Reye’s Syndrome is a potentially fatal disease of childhood that typically occurs in the winter months at the end of an episode of influenza, chicken pox, or other acute viral infection. It is characterized by progressive stages of nausea and vomiting, liver dysfunction, and mental impairment that progress over hours to days and result in a range of symptoms, from irritability to confusion to deepening stages of loss of consciousness. Reye’s Syndrome is diagnosed by putting together a pattern of signs and symptoms. There is no definitive diagnostic test for the disease.
Reye’s Syndrome was first defined as a distinct condition in the early 1960s. By the 1980s, over 500 cases per year were being diagnosed in the United States. When Reye’s Syndrome was first diagnosed, there was over a 30% case-fatality rate. Early diagnosis and aggressive efforts to prevent brain damage were shown to reduce the deaths and limit the mental complications, but there is no cure for Reye’s Syndrome.
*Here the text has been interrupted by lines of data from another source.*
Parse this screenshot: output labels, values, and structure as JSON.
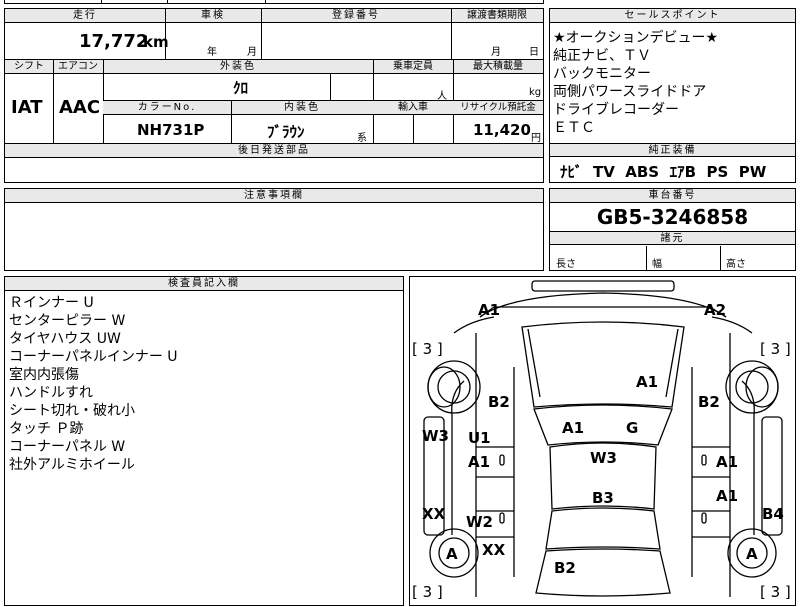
{
  "top_fragment": "四",
  "headers": {
    "mileage": "走行",
    "inspection": "車検",
    "registration": "登録番号",
    "transfer_deadline": "譲渡書類期限",
    "shift": "シフト",
    "aircon": "エアコン",
    "exterior_color": "外装色",
    "capacity": "乗車定員",
    "max_load": "最大積載量",
    "color_no": "カラーNo.",
    "interior_color": "内装色",
    "import": "輸入車",
    "recycle": "リサイクル預託金",
    "later_parts": "後日発送部品",
    "notes": "注意事項欄",
    "sales_points": "セールスポイント",
    "standard_equipment": "純正装備",
    "chassis_no": "車台番号",
    "dimensions": "諸元",
    "inspector": "検査員記入欄"
  },
  "values": {
    "mileage": "17,772",
    "mileage_unit": "km",
    "year_unit": "年",
    "month_unit": "月",
    "deadline_month": "月",
    "deadline_day": "日",
    "shift": "IAT",
    "aircon": "AAC",
    "exterior_color": "ｸﾛ",
    "capacity_unit": "人",
    "load_unit": "kg",
    "color_no": "NH731P",
    "interior_color": "ﾌﾞﾗｳﾝ",
    "interior_suffix": "系",
    "recycle": "11,420",
    "recycle_unit": "円",
    "chassis_no": "GB5-3246858",
    "length_label": "長さ",
    "width_label": "幅",
    "height_label": "高さ"
  },
  "sales_points": [
    "★オークションデビュー★",
    "純正ナビ、ＴＶ",
    "バックモニター",
    "両側パワースライドドア",
    "ドライブレコーダー",
    "ＥＴＣ"
  ],
  "equipment": [
    "ﾅﾋﾞ",
    "TV",
    "ABS",
    "ｴｱB",
    "PS",
    "PW"
  ],
  "inspector_notes": [
    "Ｒインナー U",
    "センターピラー W",
    "タイヤハウス UW",
    "コーナーパネルインナー U",
    "室内内張傷",
    "ハンドルすれ",
    "シート切れ・破れ小",
    "タッチ Ｐ跡",
    "コーナーパネル W",
    "社外アルミホイール"
  ],
  "damage_marks": {
    "front_left": "A1",
    "front_right": "A2",
    "bonnet": "A1",
    "fender_left": "B2",
    "fender_right": "B2",
    "windshield_a": "A1",
    "windshield_g": "G",
    "roof": "W3",
    "pillar_left": "W3",
    "door_fl_u": "U1",
    "door_fl_a": "A1",
    "door_fr": "A1",
    "door_rr": "A1",
    "rear_roof": "B3",
    "door_rl": "W2",
    "rocker_l": "XX",
    "rear_l": "XX",
    "quarter_r": "B4",
    "wheel_l": "A",
    "wheel_r": "A",
    "rear_bumper": "B2",
    "tire_fl": "[ 3 ]",
    "tire_fr": "[ 3 ]",
    "tire_rl": "[ 3 ]",
    "tire_rr": "[ 3 ]"
  }
}
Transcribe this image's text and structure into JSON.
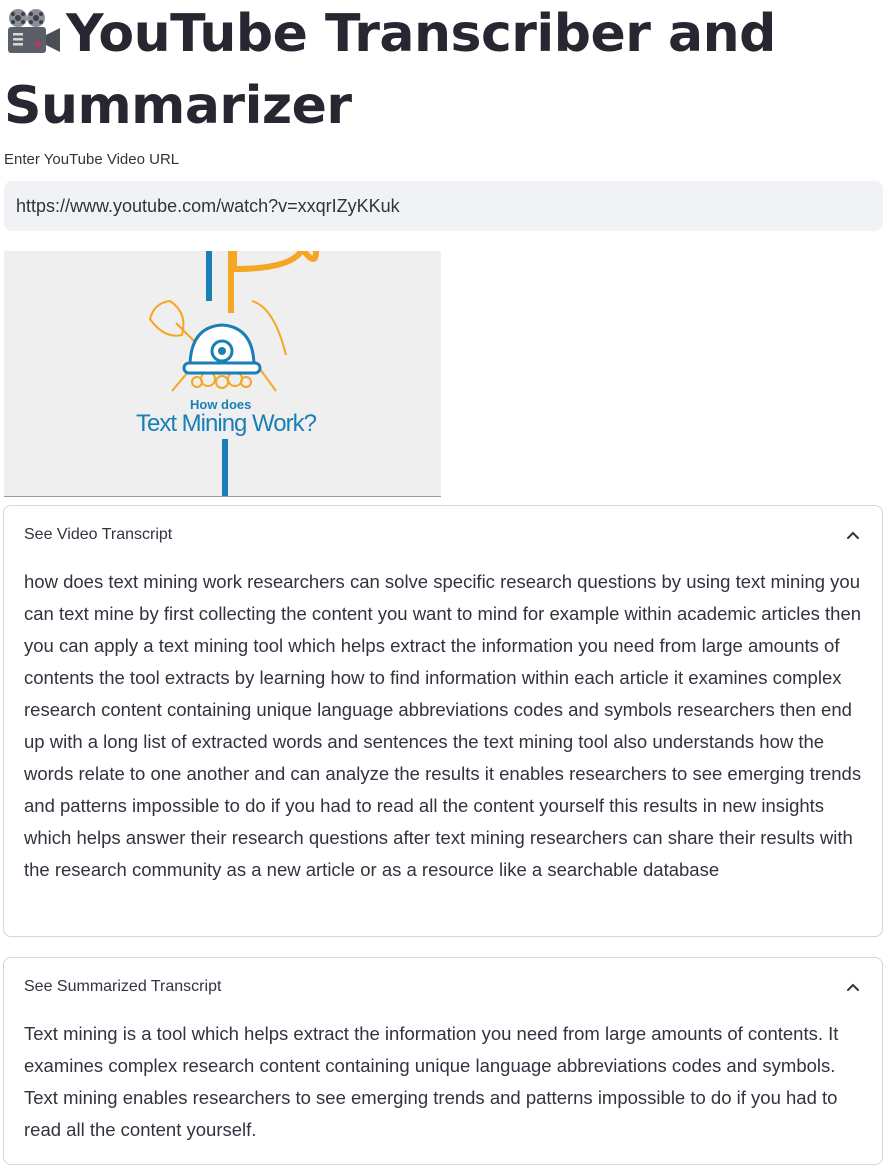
{
  "app": {
    "title_icon": "movie-camera-icon",
    "title": "YouTube Transcriber and Summarizer"
  },
  "url_field": {
    "label": "Enter YouTube Video URL",
    "value": "https://www.youtube.com/watch?v=xxqrIZyKKuk"
  },
  "video": {
    "thumbnail_caption_small": "How does",
    "thumbnail_caption_large": "Text Mining Work?"
  },
  "transcript_expander": {
    "label": "See Video Transcript",
    "expanded": true,
    "text": "how does text mining work researchers can solve specific research questions by using text mining you can text mine by first collecting the content you want to mind for example within academic articles then you can apply a text mining tool which helps extract the information you need from large amounts of contents the tool extracts by learning how to find information within each article it examines complex research content containing unique language abbreviations codes and symbols researchers then end up with a long list of extracted words and sentences the text mining tool also understands how the words relate to one another and can analyze the results it enables researchers to see emerging trends and patterns impossible to do if you had to read all the content yourself this results in new insights which helps answer their research questions after text mining researchers can share their results with the research community as a new article or as a resource like a searchable database"
  },
  "summary_expander": {
    "label": "See Summarized Transcript",
    "expanded": true,
    "text": "Text mining is a tool which helps extract the information you need from large amounts of contents. It examines complex research content containing unique language abbreviations codes and symbols. Text mining enables researchers to see emerging trends and patterns impossible to do if you had to read all the content yourself."
  },
  "colors": {
    "accent_blue": "#1a7fb5",
    "accent_orange": "#f5a623",
    "input_bg": "#f0f2f6",
    "border": "#d6d6d9",
    "text": "#31333f"
  }
}
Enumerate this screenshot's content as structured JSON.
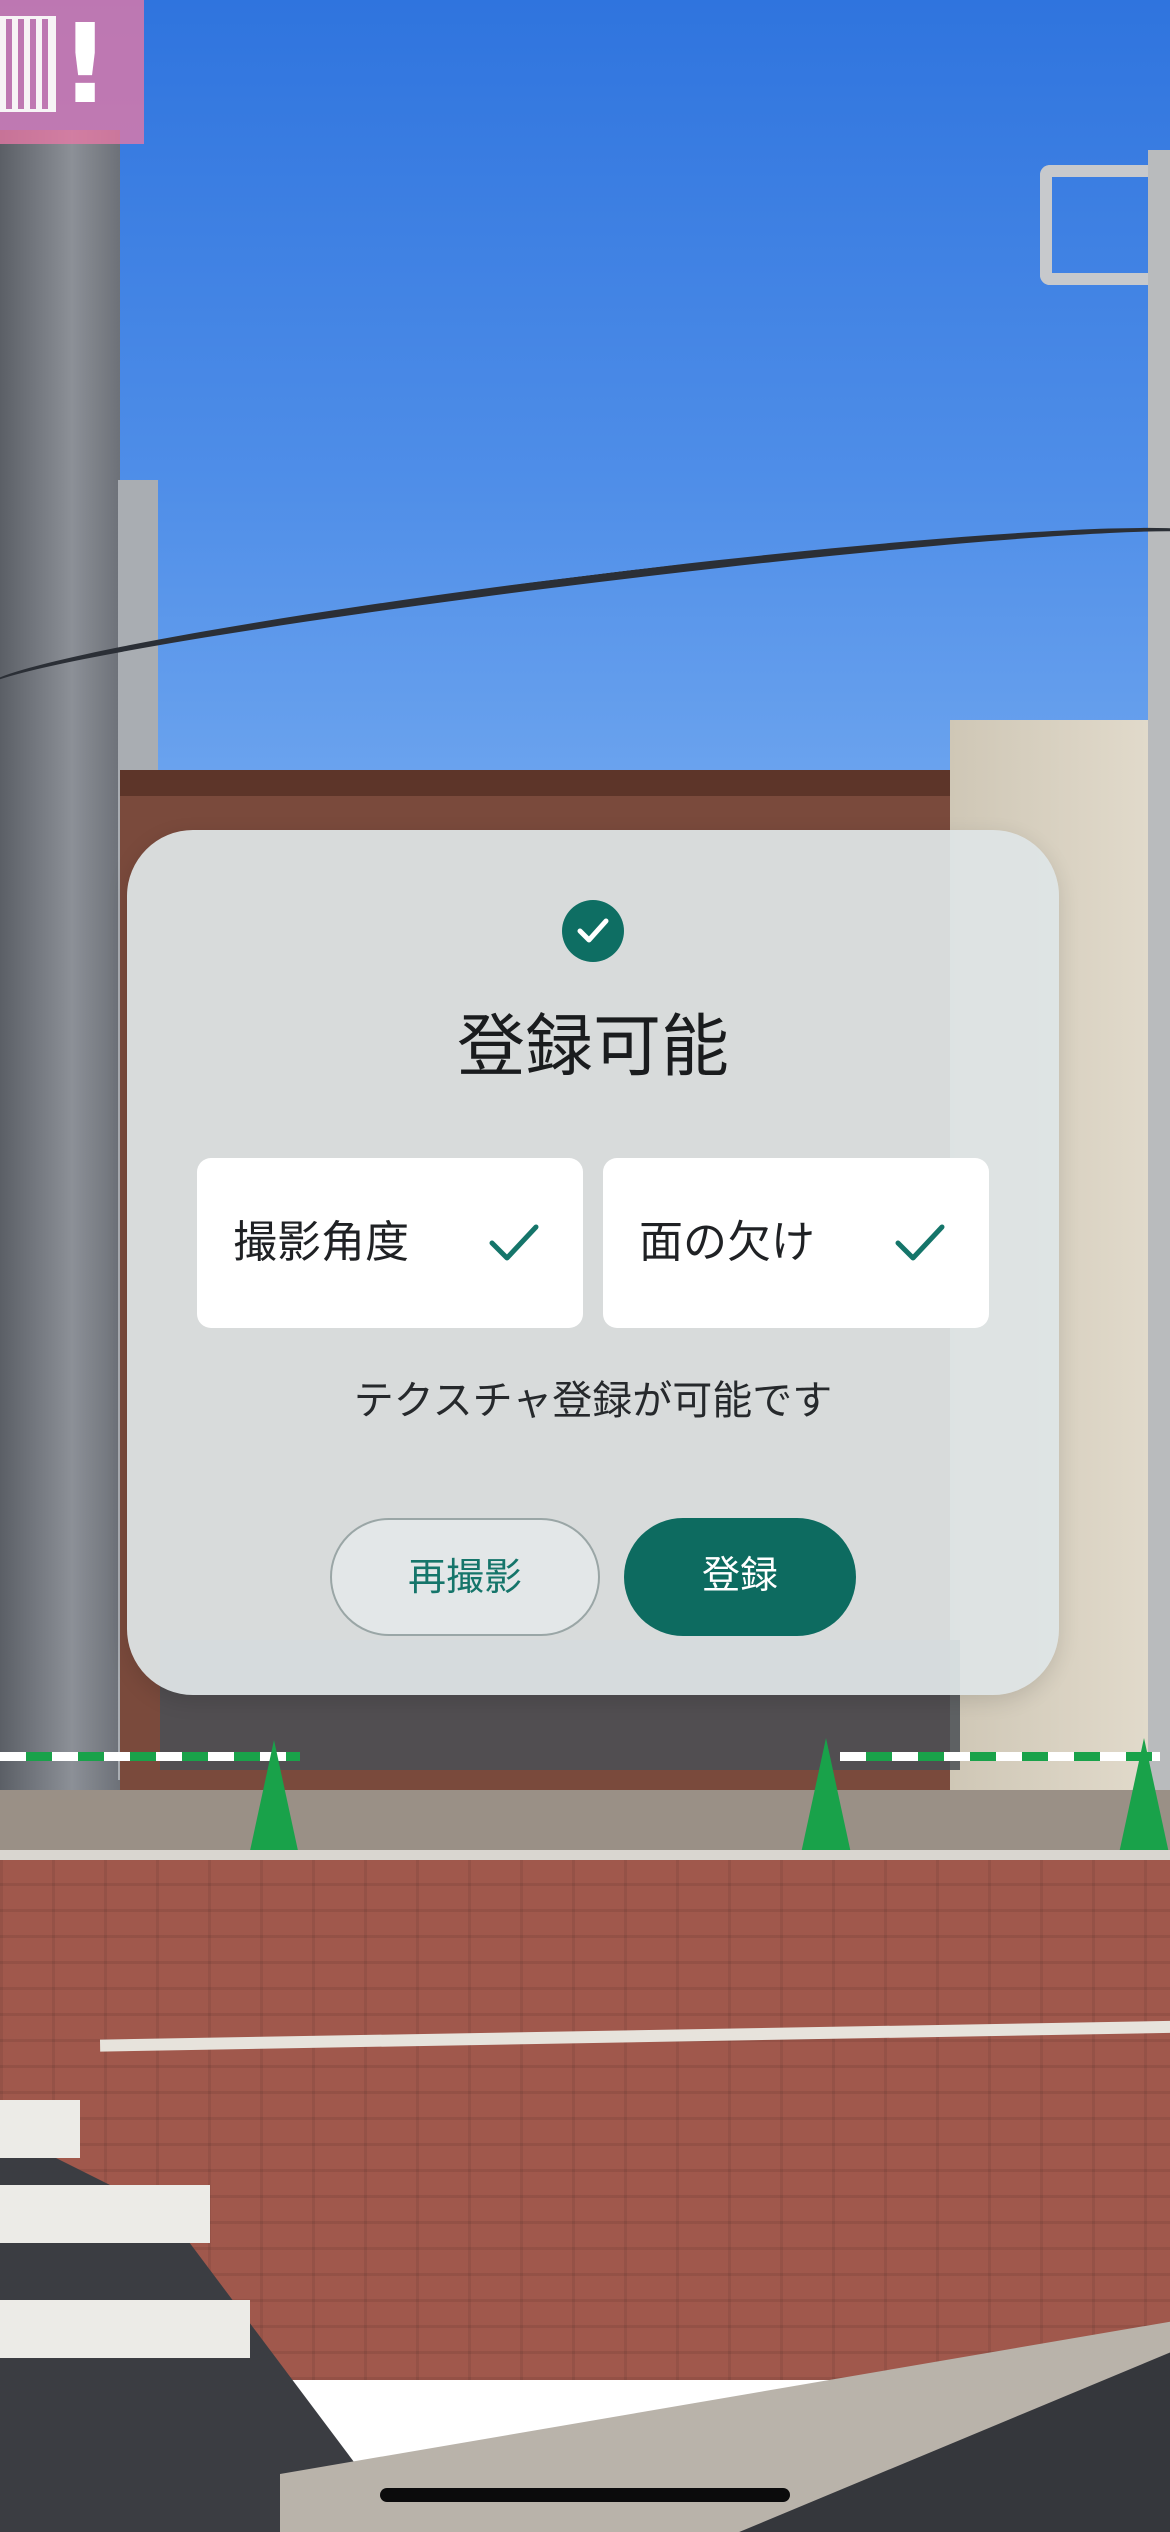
{
  "status": {
    "icon": "check-circle-icon",
    "title": "登録可能"
  },
  "checks": [
    {
      "label": "撮影角度",
      "icon": "check-icon",
      "passed": true
    },
    {
      "label": "面の欠け",
      "icon": "check-icon",
      "passed": true
    }
  ],
  "message": "テクスチャ登録が可能です",
  "buttons": {
    "retake_label": "再撮影",
    "register_label": "登録"
  },
  "recording_indicator": {
    "icon": "screen-recording-icon",
    "symbol": "!"
  },
  "colors": {
    "accent": "#0d6b60",
    "accent_text": "#15756a",
    "card_background": "#dee4e6",
    "recording_badge": "#e678a5"
  }
}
In the late 1970s and early 1980s, a series of case-control studies compared Reye’s Syndrome children with similar children who also had an acute viral infection, but did not develop the syndrome. These studies suggested that use of aspirin, then called “baby aspirin,” was strongly associated with Reye’s Syndrome, with over 90% of those children afflicted with the syndrome having recently used aspirin.
Cohort studies were not practical because they would require observing very large numbers of children who might be given or not given aspirin by their caretakers. Randomized controlled trials were neither feasible nor ethical. Fortunately, it was considered safe and acceptable to reduce or eliminate aspirin use in children because there was a widely used alternative—acetaminophen (often used as the brand name Tylenol)—that was not implicated in the studies of Reye’s Syndrome.
As early as 1980, the CDC cautioned physicians and parents about the potential dangers of aspirin. In 1982, the U.S. surgeon general issued an advisory on the danger of aspirin for use in children. By 1986, the U.S. Food and Drug Administration required a Reye’s Syndrome warning be placed on all aspirin-containing medications. These efforts were coupled with public service announcements, informational brochures, and patient education by pediatricians and other health professionals who cared for children. The use of the term “baby aspirin” was strongly discouraged.
In the early 1980s, there were over 500 cases of Reye’s Syndrome per year in the United States. In recent years, there have often been fewer than 5 per year. The success of the efforts to reduce or eliminate the use of “baby aspirin” and the subsequent dramatic reduction in the frequency of Reye’s Syndrome provided convincing evidence that aspirin was a contributory cause of the condition and its removal from use was an effective intervention.